In a more recent paper, “A New Metrics for Countries’ Fitness and Products’ Complexity”(2), another team of physicists propose a new, data driven, non-monetary and non-income based algorithm to capture the intrinsic link between the export basket of countries and their industrial competitiveness. They think that their method is better able to correctly grasp the economic essence of trade bipartite network which characterizes the non-monetary competitive advantage of diversification. Data clearly shows that, contrary to mainstream theories, countries tend to produce all the possible products they can, given their level of technology. As a result the shape of country-product matrix is approximately triangular.
Now, in another related paper, the same method is used to characterize also “The Scientific Competitiveness of Nations”(3). Technological leading nations have the largest production of scientific papers and collect the largest number of citations. They also have the highest fraction of research and development expense with respect to their GDP: indeed only nations that spend close to 3% of their GDP in R&D compete most successfully. This new analysis points diversification out again as the key element for nations to achieve a successful and competitive research system, suggesting that excellence comes out as a natural side effect of a complex, very heterogeneous system.
The more complex disciplines are not necessarily those of high technological requirements. Instead, they are disciplines (such as environmental conservation, medical caretaking and treatment research, or socio-economic studies) addressing needs of a more developed society that are not directly related to “basic” nor economically-driven research. Only very competitive and advanced nations develop a strong activity in these sophisticated domains. In turn, these domains play the role of good “markers” for the scientific fitness of a nation.
I can feel Paul Krugman’s head spinning like Linda Blair’s in the Exorcist.

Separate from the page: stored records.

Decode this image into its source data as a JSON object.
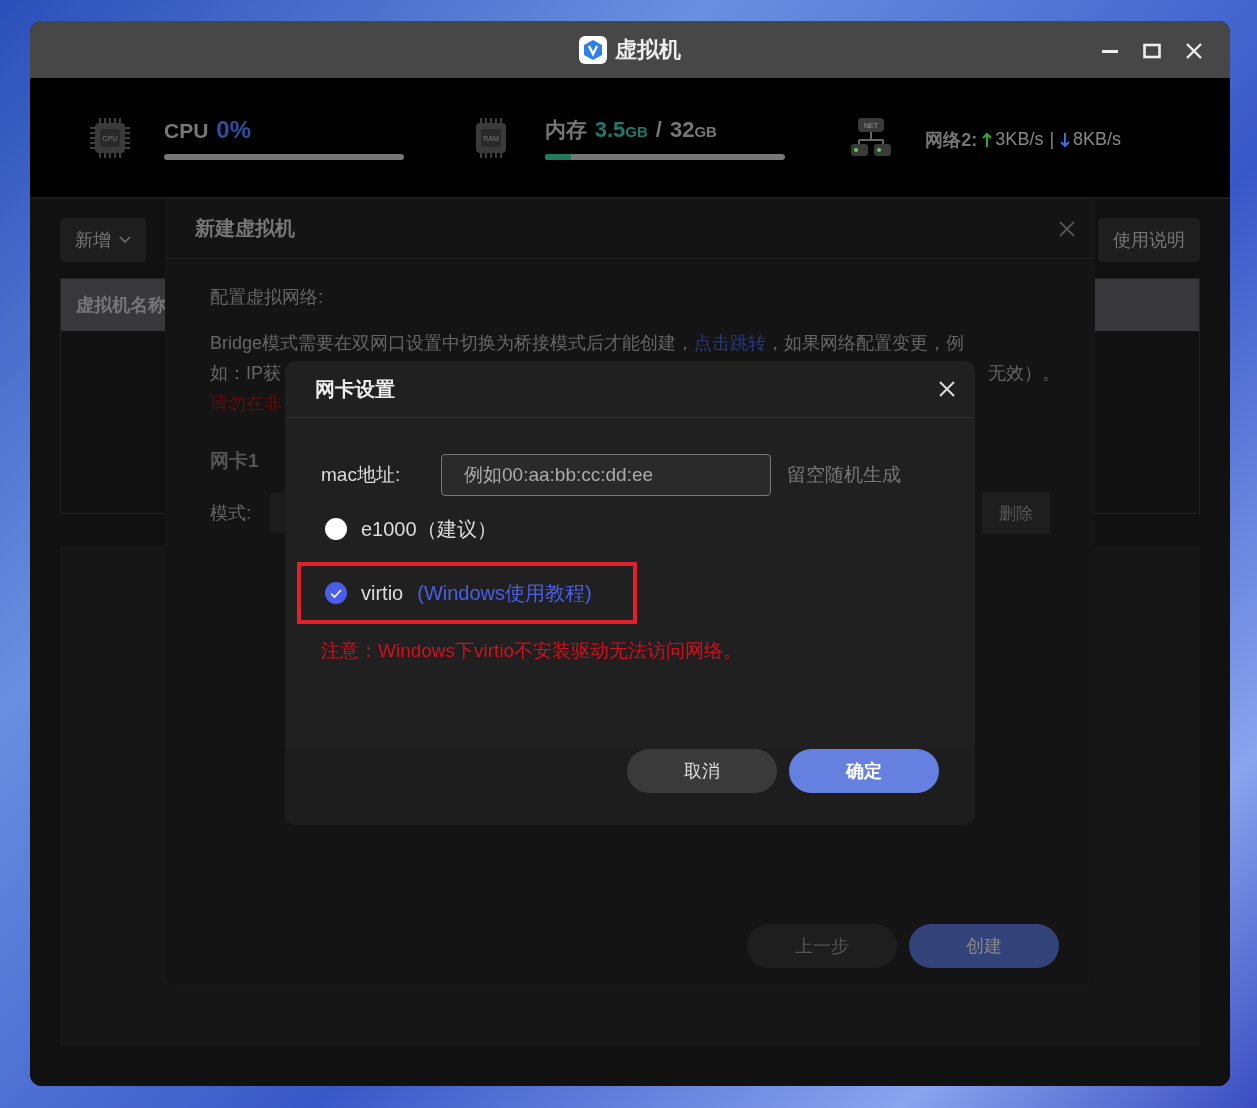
{
  "window": {
    "title": "虚拟机"
  },
  "stats": [
    {
      "kind": "cpu",
      "icon_label": "CPU",
      "label": "CPU",
      "value": "0%"
    },
    {
      "kind": "memory",
      "icon_label": "RAM",
      "label": "内存",
      "used": "3.5",
      "used_unit": "GB",
      "separator": "/",
      "total": "32",
      "total_unit": "GB",
      "level": 0.11
    },
    {
      "kind": "network",
      "icon_label": "NET",
      "label": "网络2:",
      "up": "3KB/s",
      "divider": "|",
      "down": "8KB/s"
    }
  ],
  "toolbar": {
    "add_button": "新增",
    "help_button": "使用说明"
  },
  "table": {
    "columns": [
      "虚拟机名称"
    ]
  },
  "create_dialog": {
    "title": "新建虚拟机",
    "section": "配置虚拟网络:",
    "line_1": {
      "before": "Bridge模式需要在双网口设置中切换为桥接模式后才能创建，",
      "link": "点击跳转",
      "after": "，如果网络配置变更，例"
    },
    "line_2": {
      "left": "如：IP获",
      "right": "无效）。"
    },
    "warning": "请勿在非",
    "nic_title": "网卡1",
    "mode_label": "模式:",
    "delete_button": "删除",
    "buttons": [
      {
        "label": "上一步",
        "kind": "secondary"
      },
      {
        "label": "创建",
        "kind": "primary"
      }
    ]
  },
  "nic_dialog": {
    "title": "网卡设置",
    "mac_label": "mac地址:",
    "mac_field": {
      "placeholder": "例如00:aa:bb:cc:dd:ee"
    },
    "mac_hint": "留空随机生成",
    "options": [
      {
        "label": "e1000（建议）",
        "selected": false,
        "highlighted": false
      },
      {
        "label": "virtio",
        "link": "(Windows使用教程)",
        "selected": true,
        "highlighted": true
      }
    ],
    "notice": "注意：Windows下virtio不安装驱动无法访问网络。",
    "buttons": [
      {
        "label": "取消",
        "kind": "secondary"
      },
      {
        "label": "确定",
        "kind": "primary"
      }
    ]
  }
}
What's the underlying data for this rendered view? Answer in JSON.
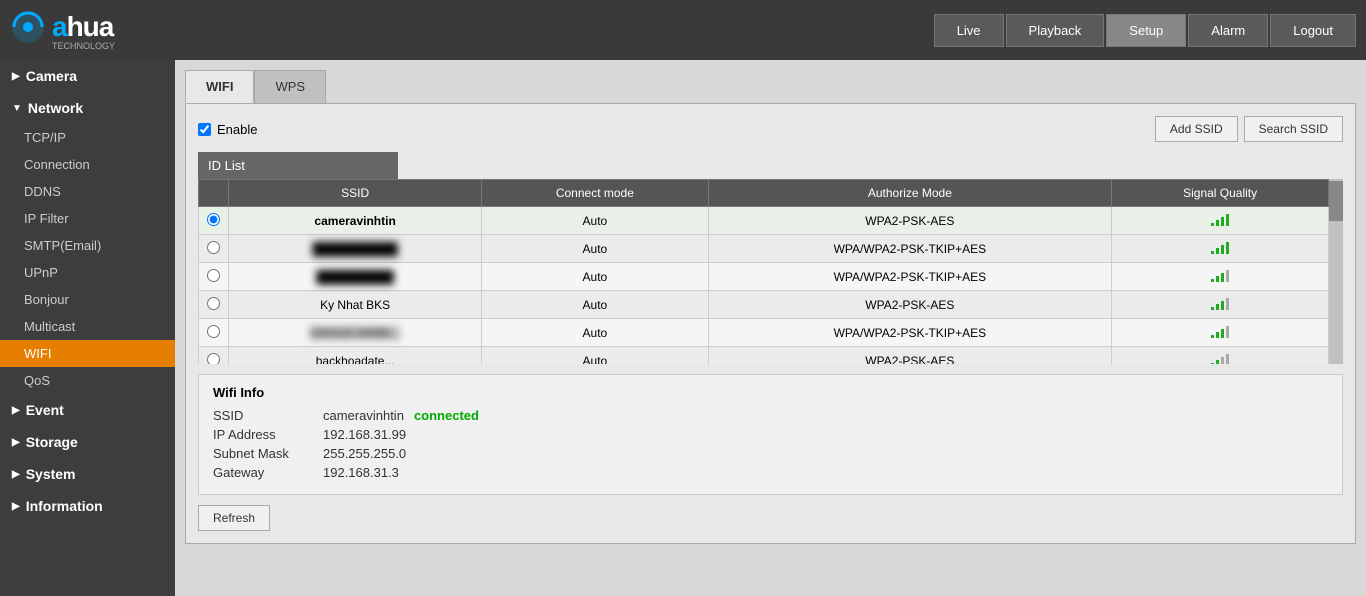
{
  "header": {
    "logo": "alhua",
    "logo_sub": "TECHNOLOGY",
    "nav": [
      {
        "label": "Live",
        "active": false
      },
      {
        "label": "Playback",
        "active": false
      },
      {
        "label": "Setup",
        "active": true
      },
      {
        "label": "Alarm",
        "active": false
      },
      {
        "label": "Logout",
        "active": false
      }
    ]
  },
  "sidebar": {
    "sections": [
      {
        "label": "Camera",
        "expanded": false,
        "items": []
      },
      {
        "label": "Network",
        "expanded": true,
        "items": [
          {
            "label": "TCP/IP",
            "active": false
          },
          {
            "label": "Connection",
            "active": false
          },
          {
            "label": "DDNS",
            "active": false
          },
          {
            "label": "IP Filter",
            "active": false
          },
          {
            "label": "SMTP(Email)",
            "active": false
          },
          {
            "label": "UPnP",
            "active": false
          },
          {
            "label": "Bonjour",
            "active": false
          },
          {
            "label": "Multicast",
            "active": false
          },
          {
            "label": "WIFI",
            "active": true
          },
          {
            "label": "QoS",
            "active": false
          }
        ]
      },
      {
        "label": "Event",
        "expanded": false,
        "items": []
      },
      {
        "label": "Storage",
        "expanded": false,
        "items": []
      },
      {
        "label": "System",
        "expanded": false,
        "items": []
      },
      {
        "label": "Information",
        "expanded": false,
        "items": []
      }
    ]
  },
  "tabs": [
    {
      "label": "WIFI",
      "active": true
    },
    {
      "label": "WPS",
      "active": false
    }
  ],
  "enable": {
    "label": "Enable",
    "checked": true
  },
  "buttons": {
    "add_ssid": "Add SSID",
    "search_ssid": "Search SSID",
    "refresh": "Refresh"
  },
  "table": {
    "id_list_header": "ID List",
    "columns": [
      "SSID",
      "Connect mode",
      "Authorize Mode",
      "Signal Quality"
    ],
    "rows": [
      {
        "ssid": "cameravinhtin",
        "blurred": false,
        "mode": "Auto",
        "auth": "WPA2-PSK-AES",
        "signal": 4,
        "selected": true
      },
      {
        "ssid": "██████████",
        "blurred": true,
        "mode": "Auto",
        "auth": "WPA/WPA2-PSK-TKIP+AES",
        "signal": 4,
        "selected": false
      },
      {
        "ssid": "█████████",
        "blurred": true,
        "mode": "Auto",
        "auth": "WPA/WPA2-PSK-TKIP+AES",
        "signal": 3,
        "selected": false
      },
      {
        "ssid": "Ky Nhat BKS",
        "blurred": false,
        "mode": "Auto",
        "auth": "WPA2-PSK-AES",
        "signal": 3,
        "selected": false
      },
      {
        "ssid": "DAHUA-04494...",
        "blurred": true,
        "mode": "Auto",
        "auth": "WPA/WPA2-PSK-TKIP+AES",
        "signal": 3,
        "selected": false
      },
      {
        "ssid": "backhoadate...",
        "blurred": false,
        "mode": "Auto",
        "auth": "WPA2-PSK-AES",
        "signal": 2,
        "selected": false
      }
    ]
  },
  "wifi_info": {
    "title": "Wifi Info",
    "ssid_label": "SSID",
    "ssid_value": "cameravinhtin",
    "connected": "connected",
    "ip_label": "IP Address",
    "ip_value": "192.168.31.99",
    "subnet_label": "Subnet Mask",
    "subnet_value": "255.255.255.0",
    "gateway_label": "Gateway",
    "gateway_value": "192.168.31.3"
  }
}
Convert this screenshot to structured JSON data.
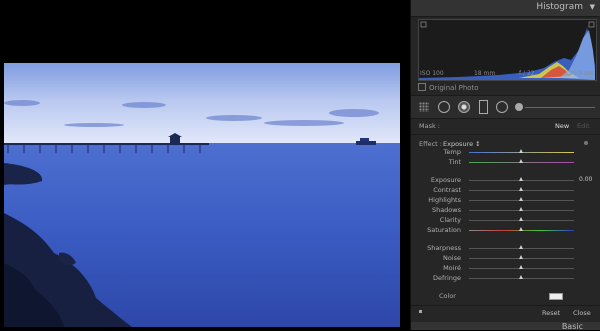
{
  "panel": {
    "histogram_title": "Histogram",
    "histogram_info": {
      "iso": "ISO 100",
      "focal": "18 mm",
      "aperture": "f / 22",
      "shutter": "20.0 sec"
    },
    "original_photo_label": "Original Photo"
  },
  "mask": {
    "label": "Mask :",
    "new": "New",
    "edit": "Edit"
  },
  "effect": {
    "label": "Effect :",
    "value": "Exposure ↕"
  },
  "sliders": [
    {
      "label": "Temp",
      "value": "",
      "pos": 0.5,
      "track": "temp"
    },
    {
      "label": "Tint",
      "value": "",
      "pos": 0.5,
      "track": "tint"
    },
    {
      "label": "Exposure",
      "value": "0.00",
      "pos": 0.5,
      "track": "plain"
    },
    {
      "label": "Contrast",
      "value": "",
      "pos": 0.5,
      "track": "plain"
    },
    {
      "label": "Highlights",
      "value": "",
      "pos": 0.5,
      "track": "plain"
    },
    {
      "label": "Shadows",
      "value": "",
      "pos": 0.5,
      "track": "plain"
    },
    {
      "label": "Clarity",
      "value": "",
      "pos": 0.5,
      "track": "plain"
    },
    {
      "label": "Saturation",
      "value": "",
      "pos": 0.5,
      "track": "sat"
    },
    {
      "label": "Sharpness",
      "value": "",
      "pos": 0.5,
      "track": "plain"
    },
    {
      "label": "Noise",
      "value": "",
      "pos": 0.5,
      "track": "plain"
    },
    {
      "label": "Moiré",
      "value": "",
      "pos": 0.5,
      "track": "plain"
    },
    {
      "label": "Defringe",
      "value": "",
      "pos": 0.5,
      "track": "plain"
    }
  ],
  "color_label": "Color",
  "footer": {
    "reset": "Reset",
    "close": "Close"
  },
  "basic_title": "Basic",
  "colors": {
    "accent": "#d0d0d0",
    "panel_bg": "#262626"
  }
}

Krugman won the Nobel Memorial Prize in Economic Sciences for his contributions to New Trade Theory in 2008. I am pretty sure he knows all about trade better that anyone else, and very likely he thinks this physicist’s inroad in economics is bullshit:
The general rule to remember is that if some discipline seems less developed than your own, it’s probably not because the researchers aren’t as smart as you are, it’s because the subject is harder. (Paul Krugman, “Limits to growth and related stuff”)
But images are great, aren’t they?
(1) César A. Hidalgo, and Ricardo Hausmann. “The Building Blocks of Economic Complexity.” Proceedings of the National Academy of Sciences 106, no. 26 (June 30, 2009): 10570–75. doi:10.1073/pnas.0900943106.
(2) Andrea Tacchella, Matthieu Cristelli, Guido Caldarelli, Andrea Gabrielli, and Luciano Pietronero. “A New Metrics for Countries’ Fitness and Products’ Complexity.” Scientific Reports 2 (October 10, 2012). doi:10.1038/srep00723.
Featured Image: Hidalgo, Hausmman et. al. “The Atlas of Economics Complexity”, Spain Economic Complexity index 2008. You can see more information here